▶ EXERCISE AIM
Please restate the following records word for word.

▶ TASK INPUTS
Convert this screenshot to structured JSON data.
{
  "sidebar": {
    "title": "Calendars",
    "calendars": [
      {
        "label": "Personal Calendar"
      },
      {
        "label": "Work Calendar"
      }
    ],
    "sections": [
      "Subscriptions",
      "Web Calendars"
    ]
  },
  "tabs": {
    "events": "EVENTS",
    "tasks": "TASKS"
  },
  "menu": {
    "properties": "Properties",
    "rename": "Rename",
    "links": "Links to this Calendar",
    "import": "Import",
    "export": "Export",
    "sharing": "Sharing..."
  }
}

▶ COMPLETED TASK
Convert this screenshot to structured JSON data.
{
  "sidebar": {
    "title": "Calendars",
    "calendars": [
      {
        "label": "Personal Calendar"
      },
      {
        "label": "Work Calendar"
      }
    ],
    "sections": [
      "Subscriptions",
      "Web Calendars"
    ]
  },
  "tabs": {
    "events": "EVENTS",
    "tasks": "TASKS"
  },
  "menu": {
    "properties": "Properties",
    "rename": "Rename",
    "links": "Links to this Calendar",
    "import": "Import",
    "export": "Export",
    "sharing": "Sharing..."
  }
}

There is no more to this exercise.